- synthetic polymer paint on canvas
- 132.0 × 113.0 cm
- Place/s of Execution
- Tjuntjuntjara, Western Australia
- Accession Number
- Indigenous Art
- Credit Line
- National Gallery of Victoria, Melbourne
Purchased with funds donated by Supporters and Patrons of Aboriginal Art, 2002
© Estelle Hogan, courtesy of Spinifex Arts Project
This digital record has been made available on NGV Collection Online through the generous support of The Vizard Foundation
- Gallery location
- Not on display
- About the work
Estelle Hogan was born near the border of Western and South Australia at Tjintirrkara in about 1937. She comes from Spinifex country. The Spinifex people returned to their homelands in the 1980s after being traumatised by Maralinga atomic tests during the 1950s and 1960s.
On 3 June 1992, the High Court of Australia delivered its landmark Mabo decision. Put simply, the decision determined that under Australian law, Indigenous people have rights to land – rights that existed before colonisation and which still exist. This right is called native title. Spurred on by the Mabo judgment, the Spinifex people mounted a native title claim over 55,000 kilometres of land.
An outcome of this claim was the Spinifex Arts Project, established in 1996. Artists recorded and documented ownership of the Spinifex area as a native title project. Estelle Hogan was one of the founding artists who worked on this project from 1996 onwards. Ten paintings were given to the people of Western Australia as a symbolic exchange for Native Title.

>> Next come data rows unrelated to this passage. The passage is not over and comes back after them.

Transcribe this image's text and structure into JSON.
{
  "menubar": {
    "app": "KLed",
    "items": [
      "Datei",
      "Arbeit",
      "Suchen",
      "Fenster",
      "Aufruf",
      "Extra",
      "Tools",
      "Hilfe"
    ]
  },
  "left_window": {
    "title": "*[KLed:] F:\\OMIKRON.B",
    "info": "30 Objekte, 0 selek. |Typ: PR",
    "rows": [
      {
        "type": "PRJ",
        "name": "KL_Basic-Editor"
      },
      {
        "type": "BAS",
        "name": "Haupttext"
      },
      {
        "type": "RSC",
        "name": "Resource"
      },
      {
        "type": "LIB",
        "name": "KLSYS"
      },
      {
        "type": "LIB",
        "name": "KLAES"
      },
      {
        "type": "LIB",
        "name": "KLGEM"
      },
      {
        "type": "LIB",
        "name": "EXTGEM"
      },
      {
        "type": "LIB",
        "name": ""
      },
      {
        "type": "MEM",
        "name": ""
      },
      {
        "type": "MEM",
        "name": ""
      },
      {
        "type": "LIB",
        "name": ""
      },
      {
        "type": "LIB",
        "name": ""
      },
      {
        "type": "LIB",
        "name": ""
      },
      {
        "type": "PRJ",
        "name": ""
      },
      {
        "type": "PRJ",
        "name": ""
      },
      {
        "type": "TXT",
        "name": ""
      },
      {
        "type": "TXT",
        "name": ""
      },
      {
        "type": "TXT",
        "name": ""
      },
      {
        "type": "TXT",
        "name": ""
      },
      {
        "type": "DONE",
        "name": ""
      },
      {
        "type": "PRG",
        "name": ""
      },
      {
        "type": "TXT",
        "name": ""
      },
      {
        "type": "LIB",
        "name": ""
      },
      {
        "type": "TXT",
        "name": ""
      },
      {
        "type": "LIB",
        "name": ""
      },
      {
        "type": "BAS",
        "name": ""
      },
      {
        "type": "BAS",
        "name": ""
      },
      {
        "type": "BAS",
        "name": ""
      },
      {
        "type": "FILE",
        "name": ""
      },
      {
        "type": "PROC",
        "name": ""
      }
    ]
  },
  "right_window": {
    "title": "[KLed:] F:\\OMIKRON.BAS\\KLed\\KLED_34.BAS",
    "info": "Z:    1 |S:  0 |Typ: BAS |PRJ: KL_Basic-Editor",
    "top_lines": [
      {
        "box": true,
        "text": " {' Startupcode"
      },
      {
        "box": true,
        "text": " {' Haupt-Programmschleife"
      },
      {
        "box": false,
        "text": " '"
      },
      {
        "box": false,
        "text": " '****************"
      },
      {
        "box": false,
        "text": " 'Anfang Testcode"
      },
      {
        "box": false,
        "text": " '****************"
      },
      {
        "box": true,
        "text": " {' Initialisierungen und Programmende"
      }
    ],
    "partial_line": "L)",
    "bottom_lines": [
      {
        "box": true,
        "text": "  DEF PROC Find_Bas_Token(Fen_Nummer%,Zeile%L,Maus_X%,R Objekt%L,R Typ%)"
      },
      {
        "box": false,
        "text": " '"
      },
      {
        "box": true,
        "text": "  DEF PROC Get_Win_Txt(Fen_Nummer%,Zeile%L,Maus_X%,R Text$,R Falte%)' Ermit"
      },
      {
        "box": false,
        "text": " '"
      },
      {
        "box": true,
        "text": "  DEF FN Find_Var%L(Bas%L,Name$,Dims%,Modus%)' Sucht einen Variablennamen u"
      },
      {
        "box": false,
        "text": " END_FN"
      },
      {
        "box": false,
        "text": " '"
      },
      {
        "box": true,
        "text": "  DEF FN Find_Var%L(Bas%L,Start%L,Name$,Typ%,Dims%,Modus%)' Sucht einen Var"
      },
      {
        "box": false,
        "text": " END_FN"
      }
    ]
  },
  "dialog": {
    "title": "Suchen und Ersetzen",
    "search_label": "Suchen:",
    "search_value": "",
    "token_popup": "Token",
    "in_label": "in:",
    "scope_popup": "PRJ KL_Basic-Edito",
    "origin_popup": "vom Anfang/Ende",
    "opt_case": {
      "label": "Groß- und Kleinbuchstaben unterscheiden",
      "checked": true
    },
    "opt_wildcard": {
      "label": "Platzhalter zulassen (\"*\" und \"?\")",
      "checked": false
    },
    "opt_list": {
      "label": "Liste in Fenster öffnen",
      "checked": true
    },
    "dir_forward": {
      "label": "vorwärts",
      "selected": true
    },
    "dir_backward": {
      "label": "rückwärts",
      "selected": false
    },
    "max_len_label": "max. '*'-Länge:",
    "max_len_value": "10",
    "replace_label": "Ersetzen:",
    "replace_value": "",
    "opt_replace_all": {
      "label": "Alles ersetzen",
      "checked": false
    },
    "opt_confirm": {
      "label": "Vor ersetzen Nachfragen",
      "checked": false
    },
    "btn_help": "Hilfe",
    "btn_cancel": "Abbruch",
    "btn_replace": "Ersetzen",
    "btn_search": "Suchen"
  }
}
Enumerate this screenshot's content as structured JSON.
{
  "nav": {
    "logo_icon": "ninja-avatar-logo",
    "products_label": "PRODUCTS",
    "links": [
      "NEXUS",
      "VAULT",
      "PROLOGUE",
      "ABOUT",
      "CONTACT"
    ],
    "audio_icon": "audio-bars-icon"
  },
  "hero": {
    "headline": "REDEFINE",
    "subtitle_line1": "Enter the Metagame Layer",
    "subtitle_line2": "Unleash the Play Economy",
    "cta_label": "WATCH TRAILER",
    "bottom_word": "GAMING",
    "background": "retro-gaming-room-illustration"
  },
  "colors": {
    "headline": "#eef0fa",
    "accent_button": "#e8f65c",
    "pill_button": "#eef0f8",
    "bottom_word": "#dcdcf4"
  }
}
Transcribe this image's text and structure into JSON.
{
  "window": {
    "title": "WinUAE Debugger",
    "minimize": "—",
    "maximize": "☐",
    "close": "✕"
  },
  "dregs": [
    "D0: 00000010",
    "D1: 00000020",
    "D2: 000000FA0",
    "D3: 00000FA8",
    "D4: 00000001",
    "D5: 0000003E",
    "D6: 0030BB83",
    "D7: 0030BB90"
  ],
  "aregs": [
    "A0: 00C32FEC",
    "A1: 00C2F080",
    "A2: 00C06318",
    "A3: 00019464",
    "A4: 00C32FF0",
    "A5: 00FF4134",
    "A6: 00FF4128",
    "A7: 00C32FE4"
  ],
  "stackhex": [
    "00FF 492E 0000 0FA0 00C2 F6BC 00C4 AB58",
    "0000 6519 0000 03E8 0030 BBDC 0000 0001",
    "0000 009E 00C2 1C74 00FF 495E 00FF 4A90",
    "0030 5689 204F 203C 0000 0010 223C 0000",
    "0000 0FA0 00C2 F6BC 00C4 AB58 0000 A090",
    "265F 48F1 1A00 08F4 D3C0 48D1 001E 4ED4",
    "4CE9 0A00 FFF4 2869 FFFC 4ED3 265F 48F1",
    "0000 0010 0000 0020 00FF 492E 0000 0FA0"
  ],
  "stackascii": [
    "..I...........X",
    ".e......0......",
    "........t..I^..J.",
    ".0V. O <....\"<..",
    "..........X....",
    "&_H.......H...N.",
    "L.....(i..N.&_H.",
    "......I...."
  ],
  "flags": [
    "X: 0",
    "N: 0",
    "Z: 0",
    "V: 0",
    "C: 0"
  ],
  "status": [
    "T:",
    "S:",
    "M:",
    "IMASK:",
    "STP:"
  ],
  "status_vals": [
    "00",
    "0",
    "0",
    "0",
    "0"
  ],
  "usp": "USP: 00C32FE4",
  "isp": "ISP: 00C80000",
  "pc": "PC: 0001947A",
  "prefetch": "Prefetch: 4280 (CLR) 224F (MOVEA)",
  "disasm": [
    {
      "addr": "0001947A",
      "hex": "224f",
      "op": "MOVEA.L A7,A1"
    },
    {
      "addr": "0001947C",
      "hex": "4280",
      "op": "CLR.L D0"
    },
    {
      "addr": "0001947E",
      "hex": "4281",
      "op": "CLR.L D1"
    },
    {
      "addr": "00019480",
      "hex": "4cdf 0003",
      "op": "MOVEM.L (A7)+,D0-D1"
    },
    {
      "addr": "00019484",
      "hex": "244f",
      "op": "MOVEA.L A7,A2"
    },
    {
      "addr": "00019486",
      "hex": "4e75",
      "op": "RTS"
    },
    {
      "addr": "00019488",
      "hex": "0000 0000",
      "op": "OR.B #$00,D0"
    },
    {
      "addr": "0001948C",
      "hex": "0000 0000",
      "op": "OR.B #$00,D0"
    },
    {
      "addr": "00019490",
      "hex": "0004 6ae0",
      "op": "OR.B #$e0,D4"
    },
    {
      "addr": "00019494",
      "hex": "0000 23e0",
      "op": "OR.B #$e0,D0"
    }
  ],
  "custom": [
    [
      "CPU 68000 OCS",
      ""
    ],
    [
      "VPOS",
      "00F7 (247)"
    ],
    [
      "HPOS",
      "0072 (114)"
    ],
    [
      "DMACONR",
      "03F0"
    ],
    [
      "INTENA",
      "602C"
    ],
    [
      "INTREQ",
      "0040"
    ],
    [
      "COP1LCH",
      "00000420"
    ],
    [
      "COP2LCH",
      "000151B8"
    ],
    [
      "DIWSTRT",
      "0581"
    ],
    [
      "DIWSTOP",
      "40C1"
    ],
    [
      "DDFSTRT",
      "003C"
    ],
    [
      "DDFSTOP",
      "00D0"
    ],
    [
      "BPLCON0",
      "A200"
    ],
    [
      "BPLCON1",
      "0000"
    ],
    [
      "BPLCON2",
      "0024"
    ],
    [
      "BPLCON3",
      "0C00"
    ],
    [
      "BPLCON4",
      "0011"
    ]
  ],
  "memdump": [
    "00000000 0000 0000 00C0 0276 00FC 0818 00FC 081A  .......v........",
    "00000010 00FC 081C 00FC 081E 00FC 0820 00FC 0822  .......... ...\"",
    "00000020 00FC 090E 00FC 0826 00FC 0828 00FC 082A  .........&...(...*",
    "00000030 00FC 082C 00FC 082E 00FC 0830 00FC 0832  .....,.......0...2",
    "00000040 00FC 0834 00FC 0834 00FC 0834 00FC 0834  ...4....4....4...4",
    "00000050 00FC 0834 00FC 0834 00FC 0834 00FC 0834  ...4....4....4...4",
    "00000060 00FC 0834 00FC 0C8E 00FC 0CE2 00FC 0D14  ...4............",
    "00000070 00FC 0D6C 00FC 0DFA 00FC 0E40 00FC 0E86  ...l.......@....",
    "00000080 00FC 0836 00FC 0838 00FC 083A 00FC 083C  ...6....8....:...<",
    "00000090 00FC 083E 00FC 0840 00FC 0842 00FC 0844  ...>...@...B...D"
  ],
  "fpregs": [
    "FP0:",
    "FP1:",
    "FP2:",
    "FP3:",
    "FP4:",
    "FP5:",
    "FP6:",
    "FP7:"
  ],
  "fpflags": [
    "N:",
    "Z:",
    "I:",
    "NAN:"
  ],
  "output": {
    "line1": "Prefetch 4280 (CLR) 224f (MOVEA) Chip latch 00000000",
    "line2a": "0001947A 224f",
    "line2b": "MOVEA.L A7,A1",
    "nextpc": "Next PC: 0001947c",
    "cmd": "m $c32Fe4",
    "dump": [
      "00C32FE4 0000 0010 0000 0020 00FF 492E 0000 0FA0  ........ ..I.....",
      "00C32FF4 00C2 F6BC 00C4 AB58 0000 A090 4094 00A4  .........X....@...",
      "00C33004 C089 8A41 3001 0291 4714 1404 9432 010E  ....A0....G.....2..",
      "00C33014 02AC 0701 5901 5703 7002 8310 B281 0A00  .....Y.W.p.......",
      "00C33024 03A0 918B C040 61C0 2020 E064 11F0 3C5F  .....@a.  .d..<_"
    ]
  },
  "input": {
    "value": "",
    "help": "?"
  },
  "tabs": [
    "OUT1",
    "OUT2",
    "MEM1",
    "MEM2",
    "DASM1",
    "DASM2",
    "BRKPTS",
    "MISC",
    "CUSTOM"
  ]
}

This painting, the artist’s first large canvas, depicts the important site of Baltaljtjara, mirri-mirri (sacred country) near the artist’s birthplace, as well as other sites. Minyma Tjuta (The Seven Sisters) coming in to drink and camp at Baltaljtjara can be seen as footprints. The luminous colour and complex markings and detail celebrate the significance of the sacred site for the artist.